SOURCE MATERIAL: Begin

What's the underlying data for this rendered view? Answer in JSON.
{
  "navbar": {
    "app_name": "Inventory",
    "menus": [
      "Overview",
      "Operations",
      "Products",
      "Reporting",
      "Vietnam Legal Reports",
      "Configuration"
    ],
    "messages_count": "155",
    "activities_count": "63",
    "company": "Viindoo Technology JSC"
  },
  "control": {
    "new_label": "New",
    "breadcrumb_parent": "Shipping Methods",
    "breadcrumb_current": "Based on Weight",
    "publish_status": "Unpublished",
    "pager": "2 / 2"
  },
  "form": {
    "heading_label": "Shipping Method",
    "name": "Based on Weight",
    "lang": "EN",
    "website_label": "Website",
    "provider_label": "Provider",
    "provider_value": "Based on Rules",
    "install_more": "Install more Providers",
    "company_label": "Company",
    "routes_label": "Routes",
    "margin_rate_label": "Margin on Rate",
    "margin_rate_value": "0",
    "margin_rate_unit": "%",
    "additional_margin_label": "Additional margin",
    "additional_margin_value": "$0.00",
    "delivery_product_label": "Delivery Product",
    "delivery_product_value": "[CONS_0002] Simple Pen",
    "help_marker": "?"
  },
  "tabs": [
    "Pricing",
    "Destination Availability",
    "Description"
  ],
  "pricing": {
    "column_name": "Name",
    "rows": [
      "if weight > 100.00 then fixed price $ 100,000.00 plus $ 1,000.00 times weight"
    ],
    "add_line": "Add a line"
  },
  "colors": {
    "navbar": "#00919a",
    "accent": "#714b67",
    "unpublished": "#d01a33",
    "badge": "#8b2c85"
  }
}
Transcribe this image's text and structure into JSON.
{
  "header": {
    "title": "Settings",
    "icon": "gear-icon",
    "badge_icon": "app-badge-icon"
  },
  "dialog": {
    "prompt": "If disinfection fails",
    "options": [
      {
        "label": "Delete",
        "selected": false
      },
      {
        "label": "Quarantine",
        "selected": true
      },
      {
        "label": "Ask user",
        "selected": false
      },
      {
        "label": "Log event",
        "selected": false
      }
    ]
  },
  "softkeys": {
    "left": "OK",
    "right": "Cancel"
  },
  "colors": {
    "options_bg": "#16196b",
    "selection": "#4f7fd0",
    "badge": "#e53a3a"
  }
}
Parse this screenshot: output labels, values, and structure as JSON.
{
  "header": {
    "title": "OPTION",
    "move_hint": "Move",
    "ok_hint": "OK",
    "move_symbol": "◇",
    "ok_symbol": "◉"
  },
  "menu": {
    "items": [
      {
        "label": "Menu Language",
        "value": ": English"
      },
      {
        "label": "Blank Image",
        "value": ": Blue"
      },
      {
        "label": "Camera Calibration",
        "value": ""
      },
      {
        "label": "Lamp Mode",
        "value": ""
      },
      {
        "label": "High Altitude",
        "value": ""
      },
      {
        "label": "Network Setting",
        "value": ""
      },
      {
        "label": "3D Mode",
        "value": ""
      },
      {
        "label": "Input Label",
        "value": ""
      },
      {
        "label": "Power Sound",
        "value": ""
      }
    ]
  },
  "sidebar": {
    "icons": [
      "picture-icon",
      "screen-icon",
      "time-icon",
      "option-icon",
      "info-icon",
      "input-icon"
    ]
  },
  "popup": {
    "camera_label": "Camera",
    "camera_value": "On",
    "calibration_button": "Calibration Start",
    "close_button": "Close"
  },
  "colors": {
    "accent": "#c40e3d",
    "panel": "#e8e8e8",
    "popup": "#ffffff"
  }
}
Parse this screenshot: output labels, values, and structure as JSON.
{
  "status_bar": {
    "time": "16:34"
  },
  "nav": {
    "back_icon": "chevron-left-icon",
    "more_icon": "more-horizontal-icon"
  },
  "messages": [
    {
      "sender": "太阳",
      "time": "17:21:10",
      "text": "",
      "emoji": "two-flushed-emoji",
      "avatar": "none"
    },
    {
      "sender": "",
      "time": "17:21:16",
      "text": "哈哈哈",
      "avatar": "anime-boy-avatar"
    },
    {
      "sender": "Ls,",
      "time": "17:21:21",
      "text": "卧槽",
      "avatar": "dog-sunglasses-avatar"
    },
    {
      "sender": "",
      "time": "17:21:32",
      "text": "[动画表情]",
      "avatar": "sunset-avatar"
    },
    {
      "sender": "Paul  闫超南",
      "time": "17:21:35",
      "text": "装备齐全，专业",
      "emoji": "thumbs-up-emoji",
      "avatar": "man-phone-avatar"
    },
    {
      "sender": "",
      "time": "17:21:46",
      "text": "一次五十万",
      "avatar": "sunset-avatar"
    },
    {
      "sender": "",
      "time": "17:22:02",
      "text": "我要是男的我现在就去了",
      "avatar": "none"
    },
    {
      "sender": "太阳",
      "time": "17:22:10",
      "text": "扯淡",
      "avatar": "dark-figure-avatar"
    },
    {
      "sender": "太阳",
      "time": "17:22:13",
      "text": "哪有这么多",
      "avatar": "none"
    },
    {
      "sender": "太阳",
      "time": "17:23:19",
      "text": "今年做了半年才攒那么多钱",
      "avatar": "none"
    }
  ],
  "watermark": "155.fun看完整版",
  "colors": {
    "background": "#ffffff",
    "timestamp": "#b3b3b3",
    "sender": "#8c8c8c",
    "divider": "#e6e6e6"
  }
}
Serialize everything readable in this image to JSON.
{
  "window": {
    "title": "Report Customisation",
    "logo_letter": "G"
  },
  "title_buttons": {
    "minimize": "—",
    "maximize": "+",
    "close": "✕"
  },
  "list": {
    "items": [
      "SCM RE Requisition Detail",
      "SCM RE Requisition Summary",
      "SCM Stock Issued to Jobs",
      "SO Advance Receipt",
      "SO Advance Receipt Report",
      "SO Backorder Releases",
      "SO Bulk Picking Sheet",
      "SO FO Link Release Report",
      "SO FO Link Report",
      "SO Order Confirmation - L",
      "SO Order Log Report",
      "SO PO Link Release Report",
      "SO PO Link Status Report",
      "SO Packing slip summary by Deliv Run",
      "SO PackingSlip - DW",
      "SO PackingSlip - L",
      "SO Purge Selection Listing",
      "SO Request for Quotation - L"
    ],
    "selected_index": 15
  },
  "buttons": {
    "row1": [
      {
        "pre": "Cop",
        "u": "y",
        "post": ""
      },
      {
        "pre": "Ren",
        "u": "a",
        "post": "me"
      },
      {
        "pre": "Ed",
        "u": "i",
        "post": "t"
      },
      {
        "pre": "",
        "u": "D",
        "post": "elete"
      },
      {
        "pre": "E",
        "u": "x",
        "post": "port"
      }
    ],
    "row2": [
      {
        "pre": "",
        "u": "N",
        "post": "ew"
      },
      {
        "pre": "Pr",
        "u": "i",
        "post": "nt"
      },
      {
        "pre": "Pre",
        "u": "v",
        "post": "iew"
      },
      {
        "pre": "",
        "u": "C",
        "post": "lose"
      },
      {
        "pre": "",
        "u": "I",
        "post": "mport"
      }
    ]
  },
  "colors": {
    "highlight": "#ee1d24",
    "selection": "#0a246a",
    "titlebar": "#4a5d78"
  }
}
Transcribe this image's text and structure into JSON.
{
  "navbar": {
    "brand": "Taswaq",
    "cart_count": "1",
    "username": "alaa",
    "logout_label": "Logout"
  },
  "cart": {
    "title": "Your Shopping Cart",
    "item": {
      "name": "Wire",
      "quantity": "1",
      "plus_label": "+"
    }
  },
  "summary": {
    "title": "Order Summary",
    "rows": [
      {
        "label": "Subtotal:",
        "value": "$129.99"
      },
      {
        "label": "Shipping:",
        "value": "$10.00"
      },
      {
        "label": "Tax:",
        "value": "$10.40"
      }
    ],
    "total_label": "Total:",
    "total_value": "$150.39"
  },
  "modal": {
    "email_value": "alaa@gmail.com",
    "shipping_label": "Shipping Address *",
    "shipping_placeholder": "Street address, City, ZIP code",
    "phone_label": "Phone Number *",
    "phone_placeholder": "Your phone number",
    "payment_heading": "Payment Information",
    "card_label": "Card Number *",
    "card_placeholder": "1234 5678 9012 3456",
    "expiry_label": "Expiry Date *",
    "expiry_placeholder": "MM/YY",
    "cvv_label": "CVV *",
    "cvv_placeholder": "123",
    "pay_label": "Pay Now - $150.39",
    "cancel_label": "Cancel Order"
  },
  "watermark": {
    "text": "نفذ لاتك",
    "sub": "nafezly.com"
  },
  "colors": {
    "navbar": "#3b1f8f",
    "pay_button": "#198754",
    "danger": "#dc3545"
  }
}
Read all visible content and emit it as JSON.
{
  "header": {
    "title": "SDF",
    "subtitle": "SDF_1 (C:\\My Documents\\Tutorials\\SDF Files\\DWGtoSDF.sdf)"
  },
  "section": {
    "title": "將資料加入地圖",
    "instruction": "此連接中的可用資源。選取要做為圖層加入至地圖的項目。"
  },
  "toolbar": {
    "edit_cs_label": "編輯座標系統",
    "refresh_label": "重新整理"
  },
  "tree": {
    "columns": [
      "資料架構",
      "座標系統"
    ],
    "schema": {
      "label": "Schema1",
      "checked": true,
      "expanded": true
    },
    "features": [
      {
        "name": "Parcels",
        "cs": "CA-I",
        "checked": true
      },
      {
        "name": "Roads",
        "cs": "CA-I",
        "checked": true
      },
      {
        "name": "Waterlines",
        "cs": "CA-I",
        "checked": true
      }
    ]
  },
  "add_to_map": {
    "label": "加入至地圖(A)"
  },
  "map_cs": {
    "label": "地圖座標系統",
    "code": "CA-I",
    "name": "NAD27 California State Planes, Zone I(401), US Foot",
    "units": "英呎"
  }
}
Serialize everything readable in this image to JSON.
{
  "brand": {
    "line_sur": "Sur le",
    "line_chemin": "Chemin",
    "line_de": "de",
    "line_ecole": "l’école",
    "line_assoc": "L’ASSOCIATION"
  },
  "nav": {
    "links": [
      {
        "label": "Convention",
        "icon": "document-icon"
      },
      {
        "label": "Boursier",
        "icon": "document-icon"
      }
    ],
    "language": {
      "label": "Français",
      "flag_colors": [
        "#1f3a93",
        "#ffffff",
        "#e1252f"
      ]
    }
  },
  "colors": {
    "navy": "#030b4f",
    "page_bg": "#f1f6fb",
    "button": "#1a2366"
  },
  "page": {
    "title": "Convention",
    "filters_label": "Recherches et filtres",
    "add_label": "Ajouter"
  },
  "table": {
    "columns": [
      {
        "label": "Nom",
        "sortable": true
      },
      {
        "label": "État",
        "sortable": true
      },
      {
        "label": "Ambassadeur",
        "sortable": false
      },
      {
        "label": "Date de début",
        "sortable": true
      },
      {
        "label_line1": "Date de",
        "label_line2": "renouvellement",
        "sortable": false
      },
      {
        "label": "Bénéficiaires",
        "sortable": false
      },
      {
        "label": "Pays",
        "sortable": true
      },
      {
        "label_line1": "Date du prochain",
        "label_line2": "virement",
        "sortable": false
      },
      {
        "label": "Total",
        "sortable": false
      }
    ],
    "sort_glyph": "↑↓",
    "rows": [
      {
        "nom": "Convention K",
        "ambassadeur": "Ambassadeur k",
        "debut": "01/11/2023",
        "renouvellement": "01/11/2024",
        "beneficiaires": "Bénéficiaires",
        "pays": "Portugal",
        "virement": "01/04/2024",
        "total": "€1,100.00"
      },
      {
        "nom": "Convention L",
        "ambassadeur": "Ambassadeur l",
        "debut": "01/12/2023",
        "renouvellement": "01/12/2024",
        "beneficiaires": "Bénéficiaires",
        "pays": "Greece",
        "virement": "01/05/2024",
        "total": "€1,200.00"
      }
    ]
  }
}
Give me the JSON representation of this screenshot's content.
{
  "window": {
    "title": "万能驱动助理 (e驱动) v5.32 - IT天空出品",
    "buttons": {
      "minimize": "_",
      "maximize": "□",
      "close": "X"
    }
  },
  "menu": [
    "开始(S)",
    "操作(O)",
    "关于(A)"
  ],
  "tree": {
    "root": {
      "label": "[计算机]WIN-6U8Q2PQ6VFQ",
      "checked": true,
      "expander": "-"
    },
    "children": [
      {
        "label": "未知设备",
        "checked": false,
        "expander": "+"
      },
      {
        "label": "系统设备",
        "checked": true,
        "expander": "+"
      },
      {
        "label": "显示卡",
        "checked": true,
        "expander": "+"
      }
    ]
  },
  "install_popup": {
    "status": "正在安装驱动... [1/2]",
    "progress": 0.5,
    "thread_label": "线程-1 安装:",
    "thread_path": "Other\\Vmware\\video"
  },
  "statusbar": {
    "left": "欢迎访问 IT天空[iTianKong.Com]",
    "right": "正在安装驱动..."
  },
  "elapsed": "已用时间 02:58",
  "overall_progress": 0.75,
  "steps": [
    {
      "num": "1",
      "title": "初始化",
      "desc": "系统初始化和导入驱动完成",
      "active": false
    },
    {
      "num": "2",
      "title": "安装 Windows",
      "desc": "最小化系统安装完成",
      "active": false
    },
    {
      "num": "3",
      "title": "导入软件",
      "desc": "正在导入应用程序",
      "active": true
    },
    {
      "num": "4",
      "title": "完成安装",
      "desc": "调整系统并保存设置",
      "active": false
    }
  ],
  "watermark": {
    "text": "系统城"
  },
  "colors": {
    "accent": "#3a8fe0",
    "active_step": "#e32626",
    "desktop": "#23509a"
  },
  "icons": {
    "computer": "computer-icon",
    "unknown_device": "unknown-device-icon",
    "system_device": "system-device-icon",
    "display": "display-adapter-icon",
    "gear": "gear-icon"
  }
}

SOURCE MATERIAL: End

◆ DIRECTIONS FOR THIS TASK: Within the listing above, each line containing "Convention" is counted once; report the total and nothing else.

◆ REPLY: 4